What are the new “rules” in IT support and service management? Kinetic Data recently spoke with Eveline Oehrlich, VP and research director at Forrester Research, to discover her organization’s findings and predictions on that topic.

Happy employees make for happy customersIn the webcast Rewriting the Rules on Service Support & Management: Happy Employees = Happy Customers, Eveline discusses:

Should We Stop Calling it IT? The Case for Business Technology

Now that cloud computing and the consumerization of technology enable non-technical business process owners to address many of their own data needs—and digital technology is finding its way into a vast range of products (i.e., the Internet of Things) —is the term “IT” still useful and accurate?  Or is the abbreviation for “information technology” now too limiting, even counterproductive, in describing this function?

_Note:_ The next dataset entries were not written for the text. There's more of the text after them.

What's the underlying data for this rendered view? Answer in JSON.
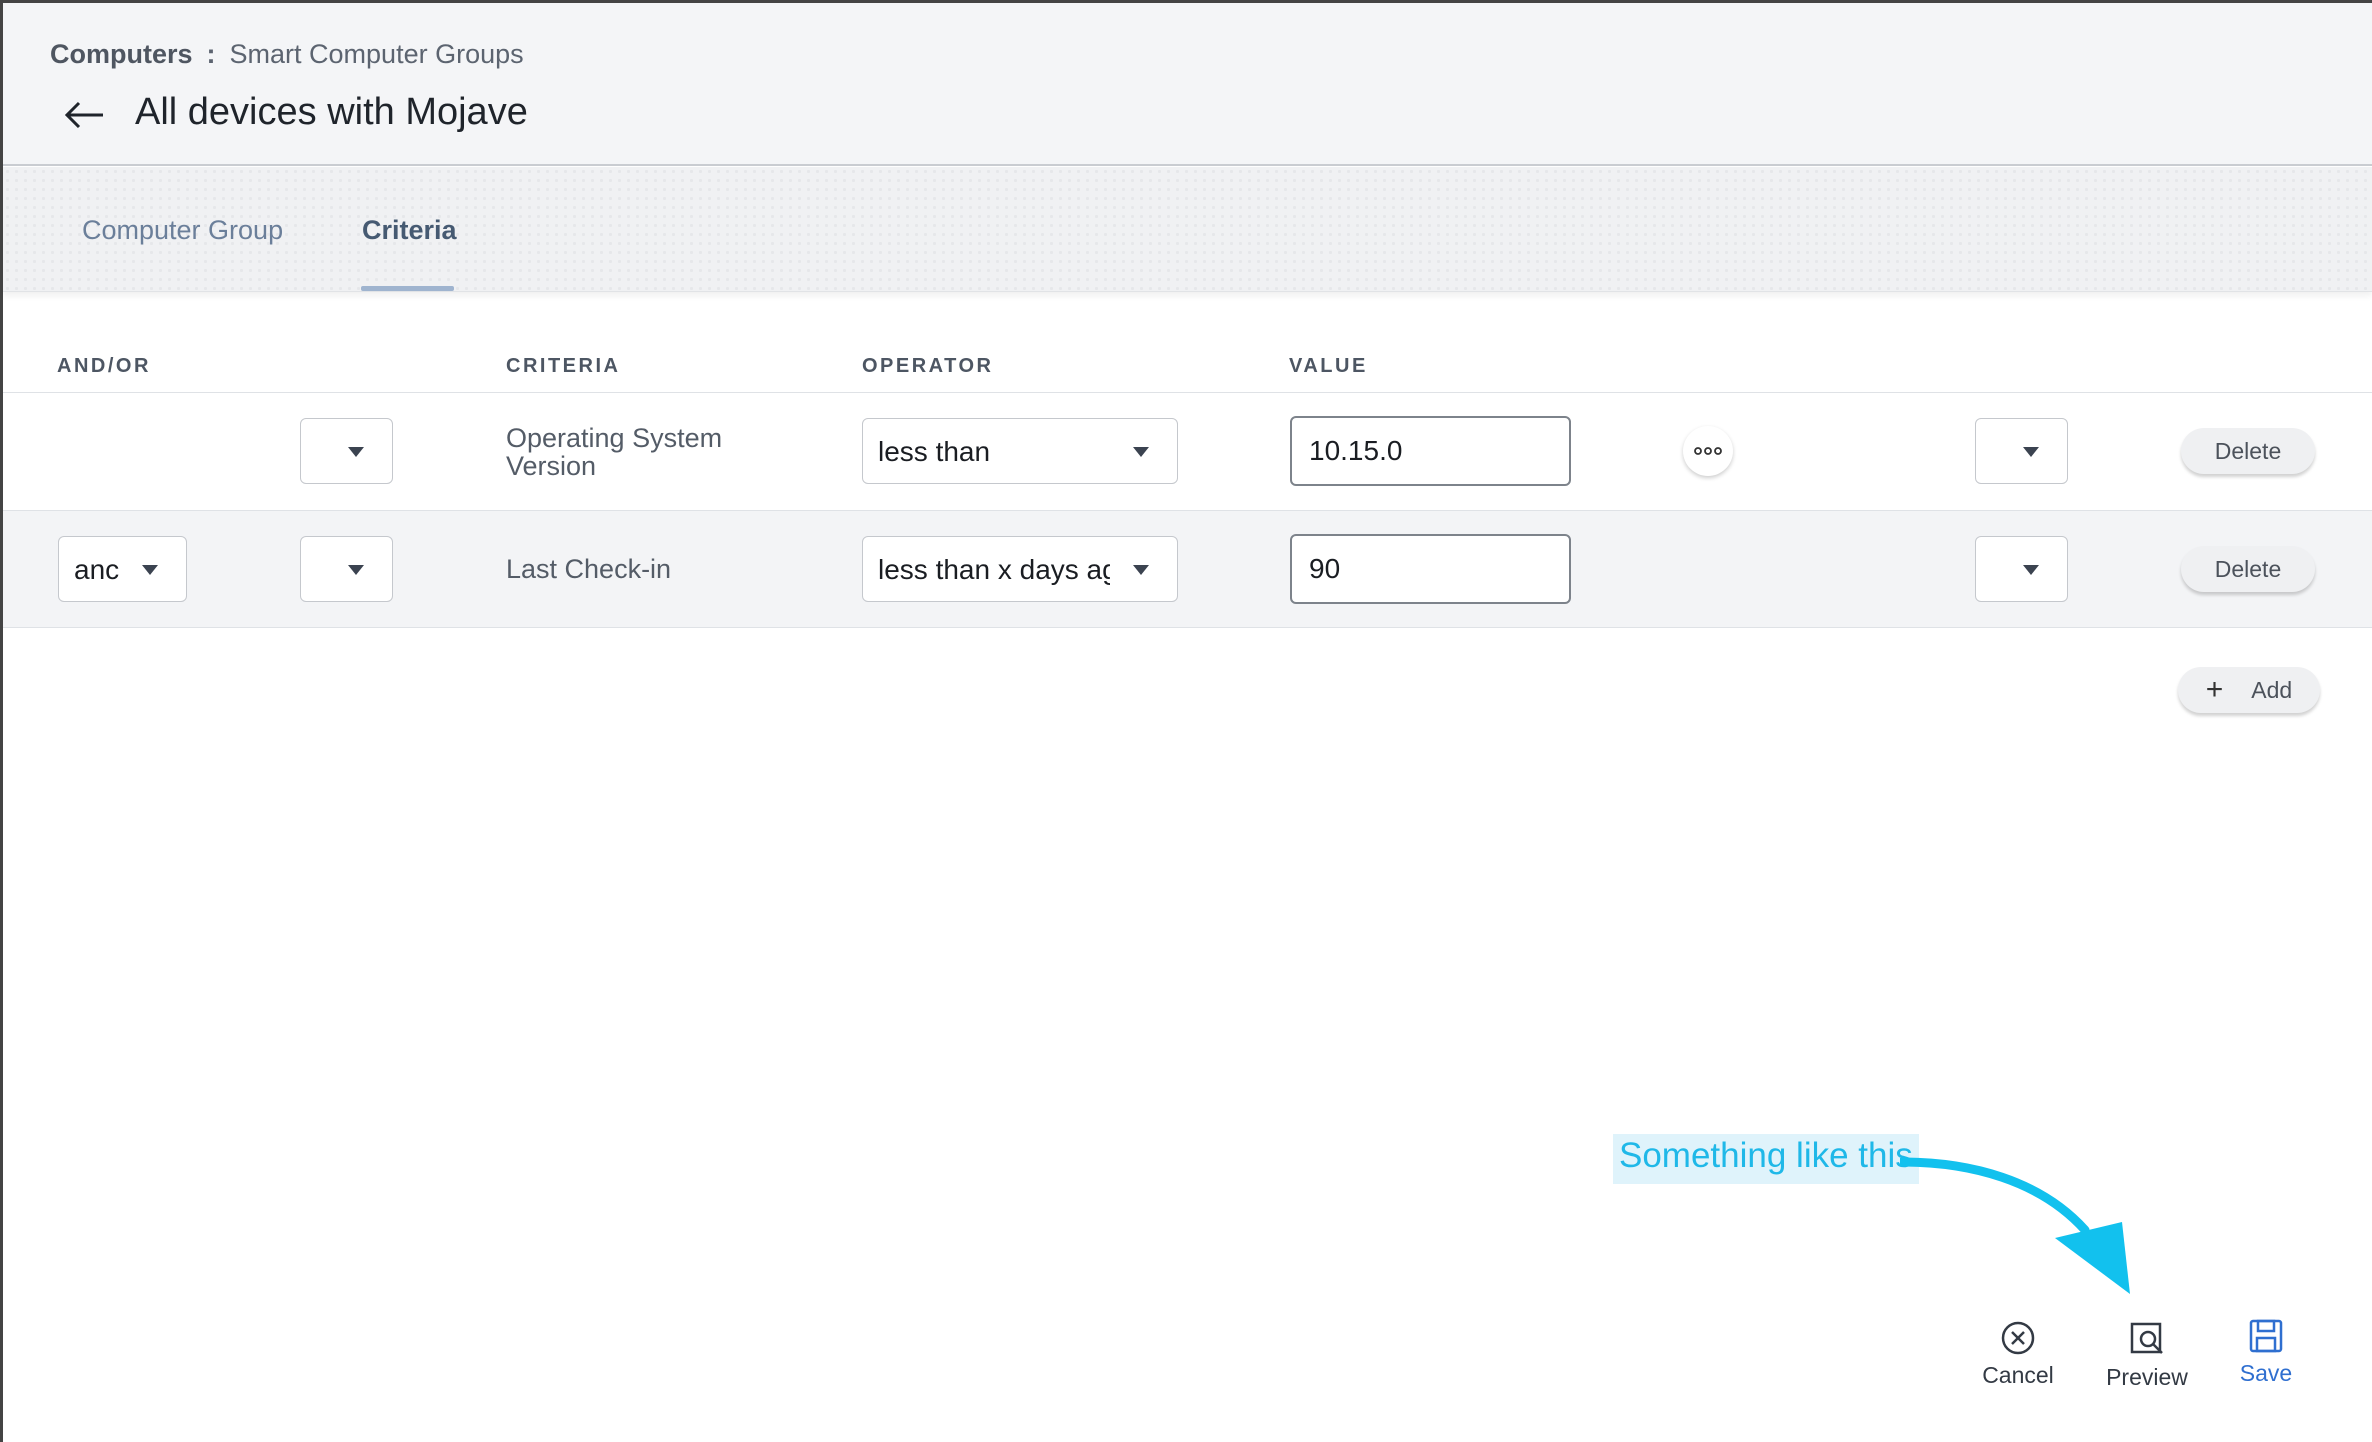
{
  "header": {
    "breadcrumb_root": "Computers",
    "breadcrumb_separator": ":",
    "breadcrumb_current": "Smart Computer Groups",
    "title": "All devices with Mojave"
  },
  "tabs": [
    {
      "label": "Computer Group",
      "active": false
    },
    {
      "label": "Criteria",
      "active": true
    }
  ],
  "table": {
    "columns": [
      "AND/OR",
      "CRITERIA",
      "OPERATOR",
      "VALUE"
    ],
    "rows": [
      {
        "and_or": "",
        "open_paren": "",
        "criteria": "Operating System Version",
        "operator": "less than",
        "value": "10.15.0",
        "close_paren": "",
        "delete_label": "Delete"
      },
      {
        "and_or": "anc",
        "open_paren": "",
        "criteria": "Last Check-in",
        "operator": "less than x days ag",
        "value": "90",
        "close_paren": "",
        "delete_label": "Delete"
      }
    ],
    "add_label": "Add"
  },
  "actions": {
    "cancel": "Cancel",
    "preview": "Preview",
    "save": "Save"
  },
  "annotation": {
    "text": "Something like this"
  },
  "colors": {
    "accent_save": "#2f6fd0",
    "annotation": "#1fb8e8",
    "tab_active": "#465a72"
  }
}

Should IT be renamed Business Technology?That’s the intriguing question raised by Robert Plant in a Harvard Business Review post. Plant writes that IT as a term “is no longer appropriate in a business context” and continues:

Continue reading “Should We Stop Calling it IT? The Case for Business Technology”

Five More Key Takeaways from the HDI – itSMF USA Service Management Report

As noted in part one of this two-post series, ITSM tools and principles are being embraced in shared service functions (HR, finance, facilities, etc.) in an increasing number of organizations to reduce costs, improve processes, better align IT with the business, and make users happier.

Service management is not just for IT anymore Continue reading “Five More Key Takeaways from the HDI – itSMF USA Service Management Report”